■ **Task goal**
When you have read the listing, copy all of it without any change.

■ **Data to use**
[Start of section]
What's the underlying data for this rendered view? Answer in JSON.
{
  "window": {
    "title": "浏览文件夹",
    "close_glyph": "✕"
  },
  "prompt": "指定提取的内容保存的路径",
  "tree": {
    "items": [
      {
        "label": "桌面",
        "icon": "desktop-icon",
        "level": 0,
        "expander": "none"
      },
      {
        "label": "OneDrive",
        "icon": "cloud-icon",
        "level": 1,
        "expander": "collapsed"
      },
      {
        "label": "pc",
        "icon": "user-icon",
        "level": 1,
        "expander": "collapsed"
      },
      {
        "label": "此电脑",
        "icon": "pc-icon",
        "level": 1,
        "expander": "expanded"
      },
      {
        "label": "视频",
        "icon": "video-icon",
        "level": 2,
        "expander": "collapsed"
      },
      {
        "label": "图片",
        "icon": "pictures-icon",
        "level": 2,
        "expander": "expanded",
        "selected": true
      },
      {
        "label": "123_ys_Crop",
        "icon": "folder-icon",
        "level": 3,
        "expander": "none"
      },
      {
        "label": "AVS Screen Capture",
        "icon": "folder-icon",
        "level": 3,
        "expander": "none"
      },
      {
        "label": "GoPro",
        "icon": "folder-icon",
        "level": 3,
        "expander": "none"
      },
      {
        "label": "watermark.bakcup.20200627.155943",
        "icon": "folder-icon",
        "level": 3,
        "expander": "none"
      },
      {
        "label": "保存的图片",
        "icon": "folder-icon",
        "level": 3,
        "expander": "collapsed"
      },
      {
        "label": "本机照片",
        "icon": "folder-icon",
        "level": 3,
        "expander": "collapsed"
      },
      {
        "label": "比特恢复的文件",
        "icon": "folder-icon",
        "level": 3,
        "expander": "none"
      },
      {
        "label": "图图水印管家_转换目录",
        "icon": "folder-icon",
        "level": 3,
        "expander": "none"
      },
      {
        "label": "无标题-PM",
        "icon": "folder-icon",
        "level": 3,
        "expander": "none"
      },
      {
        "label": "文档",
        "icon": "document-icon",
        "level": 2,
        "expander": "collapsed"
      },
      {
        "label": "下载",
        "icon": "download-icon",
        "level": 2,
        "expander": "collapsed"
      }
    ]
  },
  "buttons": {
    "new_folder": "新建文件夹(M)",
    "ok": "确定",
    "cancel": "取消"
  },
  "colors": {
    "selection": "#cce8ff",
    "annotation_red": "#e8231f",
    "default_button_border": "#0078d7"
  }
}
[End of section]
■ **Answer to this problem**
What's the underlying data for this rendered view? Answer in JSON.
{
  "window": {
    "title": "浏览文件夹",
    "close_glyph": "✕"
  },
  "prompt": "指定提取的内容保存的路径",
  "tree": {
    "items": [
      {
        "label": "桌面",
        "icon": "desktop-icon",
        "level": 0,
        "expander": "none"
      },
      {
        "label": "OneDrive",
        "icon": "cloud-icon",
        "level": 1,
        "expander": "collapsed"
      },
      {
        "label": "pc",
        "icon": "user-icon",
        "level": 1,
        "expander": "collapsed"
      },
      {
        "label": "此电脑",
        "icon": "pc-icon",
        "level": 1,
        "expander": "expanded"
      },
      {
        "label": "视频",
        "icon": "video-icon",
        "level": 2,
        "expander": "collapsed"
      },
      {
        "label": "图片",
        "icon": "pictures-icon",
        "level": 2,
        "expander": "expanded",
        "selected": true
      },
      {
        "label": "123_ys_Crop",
        "icon": "folder-icon",
        "level": 3,
        "expander": "none"
      },
      {
        "label": "AVS Screen Capture",
        "icon": "folder-icon",
        "level": 3,
        "expander": "none"
      },
      {
        "label": "GoPro",
        "icon": "folder-icon",
        "level": 3,
        "expander": "none"
      },
      {
        "label": "watermark.bakcup.20200627.155943",
        "icon": "folder-icon",
        "level": 3,
        "expander": "none"
      },
      {
        "label": "保存的图片",
        "icon": "folder-icon",
        "level": 3,
        "expander": "collapsed"
      },
      {
        "label": "本机照片",
        "icon": "folder-icon",
        "level": 3,
        "expander": "collapsed"
      },
      {
        "label": "比特恢复的文件",
        "icon": "folder-icon",
        "level": 3,
        "expander": "none"
      },
      {
        "label": "图图水印管家_转换目录",
        "icon": "folder-icon",
        "level": 3,
        "expander": "none"
      },
      {
        "label": "无标题-PM",
        "icon": "folder-icon",
        "level": 3,
        "expander": "none"
      },
      {
        "label": "文档",
        "icon": "document-icon",
        "level": 2,
        "expander": "collapsed"
      },
      {
        "label": "下载",
        "icon": "download-icon",
        "level": 2,
        "expander": "collapsed"
      }
    ]
  },
  "buttons": {
    "new_folder": "新建文件夹(M)",
    "ok": "确定",
    "cancel": "取消"
  },
  "colors": {
    "selection": "#cce8ff",
    "annotation_red": "#e8231f",
    "default_button_border": "#0078d7"
  }
}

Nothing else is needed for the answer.